Kaspersky security researchers have reported on thousands of notifications of attacks on major banks located in the sub-Saharan Africa (SSA) region. The malware used in the attacks indicates that the threat actors are most likely to be an infamous Silence hacking group, previously known to be responsible for the theft of millions of dollars from banks across the world.
The Silence group is one of the most active Advanced Persistent Threat (APT) actors, which has carried out a number of successful campaigns targeting banks and financial organisations around the Globe. The typical scenario of the attack begins with a social engineering scheme, as attackers send a phishing e-mail that contains malware to a bank employee.

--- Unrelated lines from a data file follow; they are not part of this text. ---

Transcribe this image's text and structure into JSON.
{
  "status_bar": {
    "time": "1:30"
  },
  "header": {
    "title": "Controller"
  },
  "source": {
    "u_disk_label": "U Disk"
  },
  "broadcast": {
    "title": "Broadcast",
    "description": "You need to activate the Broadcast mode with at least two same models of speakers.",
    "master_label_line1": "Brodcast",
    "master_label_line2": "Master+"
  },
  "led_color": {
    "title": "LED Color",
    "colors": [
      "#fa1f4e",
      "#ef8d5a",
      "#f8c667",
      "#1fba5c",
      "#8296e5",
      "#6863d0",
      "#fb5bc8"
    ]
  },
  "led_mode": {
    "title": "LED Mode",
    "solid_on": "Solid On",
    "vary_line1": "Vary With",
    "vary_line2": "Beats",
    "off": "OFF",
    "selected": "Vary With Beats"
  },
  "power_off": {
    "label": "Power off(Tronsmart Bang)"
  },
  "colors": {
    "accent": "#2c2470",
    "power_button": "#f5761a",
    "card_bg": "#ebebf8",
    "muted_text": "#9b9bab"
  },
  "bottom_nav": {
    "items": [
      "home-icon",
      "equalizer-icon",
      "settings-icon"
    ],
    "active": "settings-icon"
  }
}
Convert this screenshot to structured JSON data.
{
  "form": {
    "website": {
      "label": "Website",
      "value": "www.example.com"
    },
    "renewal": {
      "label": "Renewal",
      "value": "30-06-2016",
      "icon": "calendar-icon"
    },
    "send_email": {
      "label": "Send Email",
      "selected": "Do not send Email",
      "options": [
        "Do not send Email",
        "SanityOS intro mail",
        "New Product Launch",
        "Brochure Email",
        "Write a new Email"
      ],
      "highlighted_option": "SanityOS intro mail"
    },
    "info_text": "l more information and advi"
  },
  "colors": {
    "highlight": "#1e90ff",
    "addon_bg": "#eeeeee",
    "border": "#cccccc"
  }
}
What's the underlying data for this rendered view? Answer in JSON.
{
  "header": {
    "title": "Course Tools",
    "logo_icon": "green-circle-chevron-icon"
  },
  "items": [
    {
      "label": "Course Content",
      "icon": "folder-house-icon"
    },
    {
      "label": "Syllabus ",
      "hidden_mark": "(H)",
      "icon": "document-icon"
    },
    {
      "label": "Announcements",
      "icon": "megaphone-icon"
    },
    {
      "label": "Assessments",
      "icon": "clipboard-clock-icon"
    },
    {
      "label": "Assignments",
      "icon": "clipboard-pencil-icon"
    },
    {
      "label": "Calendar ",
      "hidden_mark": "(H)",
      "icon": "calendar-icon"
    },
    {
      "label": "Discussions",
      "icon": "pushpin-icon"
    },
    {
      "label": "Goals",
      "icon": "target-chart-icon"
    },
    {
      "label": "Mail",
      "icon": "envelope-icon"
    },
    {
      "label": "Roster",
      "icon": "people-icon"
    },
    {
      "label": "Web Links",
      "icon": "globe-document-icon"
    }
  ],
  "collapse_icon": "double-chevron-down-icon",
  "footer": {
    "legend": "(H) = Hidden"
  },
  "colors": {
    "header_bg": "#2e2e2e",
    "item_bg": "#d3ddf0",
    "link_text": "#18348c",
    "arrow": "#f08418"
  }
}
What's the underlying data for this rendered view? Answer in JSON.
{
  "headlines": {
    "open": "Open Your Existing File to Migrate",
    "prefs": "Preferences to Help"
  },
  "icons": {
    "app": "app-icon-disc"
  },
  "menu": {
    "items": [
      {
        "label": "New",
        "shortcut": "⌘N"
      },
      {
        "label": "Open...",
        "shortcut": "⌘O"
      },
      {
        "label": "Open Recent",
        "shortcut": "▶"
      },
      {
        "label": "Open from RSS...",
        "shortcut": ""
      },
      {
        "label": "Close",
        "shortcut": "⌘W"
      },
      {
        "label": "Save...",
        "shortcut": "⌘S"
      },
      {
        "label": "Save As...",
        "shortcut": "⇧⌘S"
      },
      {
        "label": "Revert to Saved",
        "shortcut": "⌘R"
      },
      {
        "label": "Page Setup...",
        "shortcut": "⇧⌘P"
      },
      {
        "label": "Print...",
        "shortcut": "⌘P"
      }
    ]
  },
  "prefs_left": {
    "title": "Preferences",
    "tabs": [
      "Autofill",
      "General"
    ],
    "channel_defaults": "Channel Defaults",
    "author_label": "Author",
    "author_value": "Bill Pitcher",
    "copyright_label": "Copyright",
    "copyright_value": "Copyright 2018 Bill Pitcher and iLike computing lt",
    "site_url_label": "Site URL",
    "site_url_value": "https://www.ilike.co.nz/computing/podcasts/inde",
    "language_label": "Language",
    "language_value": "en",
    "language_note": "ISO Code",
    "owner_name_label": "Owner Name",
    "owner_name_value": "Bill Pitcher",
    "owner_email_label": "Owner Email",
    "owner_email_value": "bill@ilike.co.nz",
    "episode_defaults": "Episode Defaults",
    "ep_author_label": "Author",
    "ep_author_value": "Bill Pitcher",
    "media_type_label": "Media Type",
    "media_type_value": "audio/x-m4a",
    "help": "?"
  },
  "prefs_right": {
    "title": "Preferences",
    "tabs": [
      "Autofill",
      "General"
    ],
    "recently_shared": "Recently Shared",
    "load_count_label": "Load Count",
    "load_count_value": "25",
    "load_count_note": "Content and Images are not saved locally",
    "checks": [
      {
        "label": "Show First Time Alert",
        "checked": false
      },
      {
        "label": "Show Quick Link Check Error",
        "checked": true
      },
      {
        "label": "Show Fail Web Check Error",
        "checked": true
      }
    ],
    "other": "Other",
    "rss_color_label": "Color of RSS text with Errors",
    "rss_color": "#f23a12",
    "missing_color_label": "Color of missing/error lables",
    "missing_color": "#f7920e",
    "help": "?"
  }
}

From there the malware gets inside the banks’ security perimeter and lays low for a while, gathering information on the victim organisation by capturing screenshots and making video recordings of the day to day activity on the infected device, learning how things work in the targeted banks. Once attackers are ready to take action, they activate all capabilities of the malware and cash out using, for example, ATMs. The score sometimes reaches millions of dollars.
“Silence group has been quite productive in the past years, as they live up to their name; their operations require an extensive period of silent monitoring, with rapid and coordinated thefts. We noticed a growing interest of this actor group in banking organisations in 2017 and since that time the group would constantly develop, expanding to new regions and updating their social engineering scheme. We urge all banks to stay vigilant, as apart from the large sums Silence group also steal sensitive information while monitoring the Banks activity as they video record screen activity. This is a serious privacy abuse that might cost more than money can buy,” Sergey Golovanov, Security Researcher at Kaspersky said in a statement.
The attacks detected began in the first week of January 2020 and indicated that the threat actors are about to begin the final stage of their operation and cash out the funds. To date, the attacks are ongoing and persist in targeting large banks in several SSA countries.